When a customer of one of your customer’s calls you to praise your product, well that is a call you want to pick up. One of our early Moto Customers, Mark Johnson from REP Suspension, launched a “Factory for a Day” data service using the Motion Instruments’ Moto Kit. Here is Richard Hoss's experience using Mark’s game changing tuning service.
Since we started Motion Instruments, we’ve had an opportunity to work with the best MTB and Moto racers in the world. What you may not realize is that there is a team of professionals working in the background to support these riders on many aspects of their career and training.

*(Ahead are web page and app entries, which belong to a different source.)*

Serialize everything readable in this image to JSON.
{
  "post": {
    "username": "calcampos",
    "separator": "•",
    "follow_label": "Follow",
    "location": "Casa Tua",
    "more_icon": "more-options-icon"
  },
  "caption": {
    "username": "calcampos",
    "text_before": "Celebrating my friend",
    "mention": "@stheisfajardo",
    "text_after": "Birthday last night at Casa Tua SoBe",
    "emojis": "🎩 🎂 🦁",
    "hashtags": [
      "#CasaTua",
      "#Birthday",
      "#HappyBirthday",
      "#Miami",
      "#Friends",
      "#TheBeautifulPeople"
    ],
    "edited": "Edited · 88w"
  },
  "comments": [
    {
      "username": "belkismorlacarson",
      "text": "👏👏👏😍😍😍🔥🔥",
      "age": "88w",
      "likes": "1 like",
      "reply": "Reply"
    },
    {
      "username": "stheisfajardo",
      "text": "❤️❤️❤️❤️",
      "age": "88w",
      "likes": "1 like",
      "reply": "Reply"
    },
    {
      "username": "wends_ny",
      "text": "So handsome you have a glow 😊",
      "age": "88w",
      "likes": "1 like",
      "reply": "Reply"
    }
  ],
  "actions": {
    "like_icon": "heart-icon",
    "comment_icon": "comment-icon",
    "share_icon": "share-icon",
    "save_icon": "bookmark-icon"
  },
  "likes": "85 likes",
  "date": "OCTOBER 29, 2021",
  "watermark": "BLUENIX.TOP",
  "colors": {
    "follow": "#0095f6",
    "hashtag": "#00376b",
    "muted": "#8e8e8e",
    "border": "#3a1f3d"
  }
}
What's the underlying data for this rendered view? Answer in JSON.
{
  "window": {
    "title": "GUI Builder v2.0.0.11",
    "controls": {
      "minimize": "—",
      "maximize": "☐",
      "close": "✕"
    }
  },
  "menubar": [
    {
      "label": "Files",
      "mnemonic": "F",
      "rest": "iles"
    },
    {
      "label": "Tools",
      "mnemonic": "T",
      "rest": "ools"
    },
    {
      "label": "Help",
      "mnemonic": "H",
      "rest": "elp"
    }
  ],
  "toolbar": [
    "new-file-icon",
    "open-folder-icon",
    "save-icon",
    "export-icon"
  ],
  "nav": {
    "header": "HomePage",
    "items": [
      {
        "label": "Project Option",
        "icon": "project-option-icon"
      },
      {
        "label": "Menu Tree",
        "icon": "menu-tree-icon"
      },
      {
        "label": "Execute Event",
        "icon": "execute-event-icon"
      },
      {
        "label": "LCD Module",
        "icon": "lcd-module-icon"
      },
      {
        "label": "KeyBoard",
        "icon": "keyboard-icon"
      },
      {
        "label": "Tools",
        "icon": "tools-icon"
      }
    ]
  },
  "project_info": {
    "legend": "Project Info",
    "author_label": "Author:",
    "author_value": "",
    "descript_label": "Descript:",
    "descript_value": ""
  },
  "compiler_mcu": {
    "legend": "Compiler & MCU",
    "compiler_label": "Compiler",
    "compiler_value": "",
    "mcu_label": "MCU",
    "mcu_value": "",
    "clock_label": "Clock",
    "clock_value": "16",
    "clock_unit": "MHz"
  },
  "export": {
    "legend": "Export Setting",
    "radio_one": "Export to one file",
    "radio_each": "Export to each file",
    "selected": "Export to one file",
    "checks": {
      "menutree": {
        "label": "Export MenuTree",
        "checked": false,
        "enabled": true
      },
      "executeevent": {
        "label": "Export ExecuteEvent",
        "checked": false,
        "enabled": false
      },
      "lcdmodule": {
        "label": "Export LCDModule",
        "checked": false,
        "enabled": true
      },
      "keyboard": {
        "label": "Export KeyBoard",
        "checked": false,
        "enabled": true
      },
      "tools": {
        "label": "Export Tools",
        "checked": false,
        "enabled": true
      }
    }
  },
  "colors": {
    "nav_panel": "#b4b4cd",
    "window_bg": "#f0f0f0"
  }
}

We have been working on a way to visualize damper performance for a while. Over the years of analyzing data, there were still some lingering questions we had about damper performance and quantifying what you are feeling. We pay close attention to the compression and rebound terminal velocities. From the picture below, you can see that every stroke, compression or rebound, has an acceleration phase followed by a deceleration phase. Between these two phases, you achieve max velocity. At the end of the stroke, you are at zero velocity and you are starting another stroke.
We’ve been mounting sensors to bikes for 3+ years now. Some bikes are really easy, others are really really difficult. There are a class of bikes that have placed the shock deep in the frame, making it really difficult to mount to. As long as we can take some simple measurements and we know the leverage curve of the bike, we can measure something other than the shock and translate that motion to the rear axle motion.
This blog will cover topics about data analytics on bicycles. For many of you, this will be your first look at data specific to bikes. Rest assured, these are not abstract concepts and we encountered all of this for the first time when designing our system from scratch. Before we dive into data, we'll explore what your goals should be when tuning your bike. Then we’ll go into how you go about this process using data.